Kristine Mraz and Marjorie Martinelli
Here at Chartchums we are excited once again to have a guest blogger. This week we will hear from Bianca Adamo Lavey, a staff developer at the Teachers College Reading and Writing Project, who works with the teachers at Holbrook Elementary School in Long Island, New York. She and the second grade teachers had been doing a lot of work this year on developing children’s independence and were inspired by last week’s blog to make this work not only visual, but also interactive. What follows is her description of what the teachers thought and did as they continued this pursuit.
I am so excited to share how teachers at Holbrook Road School were inspired by the idea of goal setting and rubrics written about in the Chartchums blog post, Goals, Rubrics, and Bears…Oh My! posted last week. It struck a cord because they too had been thinking about ways to help their students reflect, self-assess and set goals, but weren’t quite sure how best to go about it. The charts and rubrics shared by the teachers at PS 277 and PS 109 were just the thing to get all of us thinking and talking about how we might create some versions that would work with our kids. The second grade teachers, along with the help of reading teachers, Jen DeHayes and Jen Groen, got together and began to articulate their wishes and wants for the students under their care.
One big goal the teachers had this year was getting the kids to make the best use of partnership time and seeing this time not just as a place to give your ideas, but as a place to get and grow ideas. The teacher in this classroom, Julie Kelly, outlined some of the big goals her class has accomplished so far this year and then explicitly told kids what she’s noticed as possible next steps. Readers first reflected on what partnership time was like for them, asking themselves what they felt like they were doing well and what they felt like they could work on, looking to the goals chart for help. Partners also provided some feedback to each other and many kids decided to set partnership goals for them to work on together, rather than set different individual goals. Then her teaching assistant, Arlene Leporati, helped organize this information on a chart so it was clear and easily accessible.

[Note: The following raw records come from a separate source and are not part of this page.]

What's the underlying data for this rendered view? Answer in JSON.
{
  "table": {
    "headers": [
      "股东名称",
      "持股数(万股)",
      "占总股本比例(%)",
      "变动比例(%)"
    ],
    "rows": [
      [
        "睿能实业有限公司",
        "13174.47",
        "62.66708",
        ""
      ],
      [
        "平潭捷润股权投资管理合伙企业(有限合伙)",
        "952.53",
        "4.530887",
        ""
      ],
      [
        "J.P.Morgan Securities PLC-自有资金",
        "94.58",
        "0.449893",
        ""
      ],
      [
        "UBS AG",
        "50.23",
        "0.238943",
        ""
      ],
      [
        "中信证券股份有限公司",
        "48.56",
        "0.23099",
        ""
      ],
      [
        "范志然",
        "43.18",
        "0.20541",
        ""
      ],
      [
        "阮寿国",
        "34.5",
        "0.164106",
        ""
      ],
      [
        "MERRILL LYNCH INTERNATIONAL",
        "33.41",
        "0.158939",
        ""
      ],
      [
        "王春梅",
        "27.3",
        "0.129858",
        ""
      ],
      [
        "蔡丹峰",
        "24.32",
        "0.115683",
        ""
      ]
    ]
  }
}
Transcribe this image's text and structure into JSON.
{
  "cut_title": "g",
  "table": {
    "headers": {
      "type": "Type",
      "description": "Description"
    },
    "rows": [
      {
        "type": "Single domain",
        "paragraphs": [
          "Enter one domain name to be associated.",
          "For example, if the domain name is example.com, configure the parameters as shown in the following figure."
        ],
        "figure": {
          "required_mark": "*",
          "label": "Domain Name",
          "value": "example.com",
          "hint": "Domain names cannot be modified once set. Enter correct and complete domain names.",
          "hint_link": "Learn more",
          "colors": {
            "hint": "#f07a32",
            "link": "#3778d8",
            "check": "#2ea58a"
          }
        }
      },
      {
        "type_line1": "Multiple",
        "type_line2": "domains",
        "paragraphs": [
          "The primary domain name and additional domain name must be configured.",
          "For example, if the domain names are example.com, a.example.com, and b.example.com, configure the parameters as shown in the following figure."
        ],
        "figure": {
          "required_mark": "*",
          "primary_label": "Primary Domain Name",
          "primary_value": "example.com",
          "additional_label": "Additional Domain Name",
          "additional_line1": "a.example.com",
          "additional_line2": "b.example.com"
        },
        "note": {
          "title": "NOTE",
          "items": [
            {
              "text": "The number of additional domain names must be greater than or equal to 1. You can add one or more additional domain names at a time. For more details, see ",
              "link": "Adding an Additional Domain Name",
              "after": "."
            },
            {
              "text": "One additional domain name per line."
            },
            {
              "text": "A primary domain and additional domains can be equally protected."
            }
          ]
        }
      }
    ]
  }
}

Julie then looked to the chart as a way to form some small groups. She realized that although many of the readers in her class were quite aware about what things they needed to work on, they probably didn’t know exactly how to work on them. The strategy card above was given to the readers who wanted to work on “keeping the conversation going” during partnership time. Before partnership time they reflected on which of these strategies they had used in the past and made a plan for which ones they wanted to try today. During partnership time, they took the card out and referred back to it for tips.
Another goal the 2nd grade teachers had centered around getting kids to think in more sophisticated ways about their books and to show these thoughts with their jottings on sticky notes. So, we decided to look to what kids were thinking and jotting, create a rubric designed to help the kids work in more sophisticated ways, and then have kids look to their sticky notes to reflect and set goals. You’ll see from this chart that it is designed in a way to make it easy for the kids to think about where they are on the rubric. It also makes it easy for the kids to learn ways to move up to the next level. Once they match up their post it to the one on the chart, they can look to the next level and read the strategies listed to learn how to deepen their thinking and even set new goals. I feel honored to share what these awesome, thoughtful teachers are doing to create such reflective, involved students.
And we are honored to hear from all of the teachers out there who are doing so much to make teaching matter. We are also thinking about how the above ideas can easily be applied to other subject areas where children talk with partners and create goals for themselves like, math, social studies, gym, art, music, science . . . the list is endless.
Happy Mother’s Day and Happy Charting!
Kristine Mraz and Marjorie Martinelli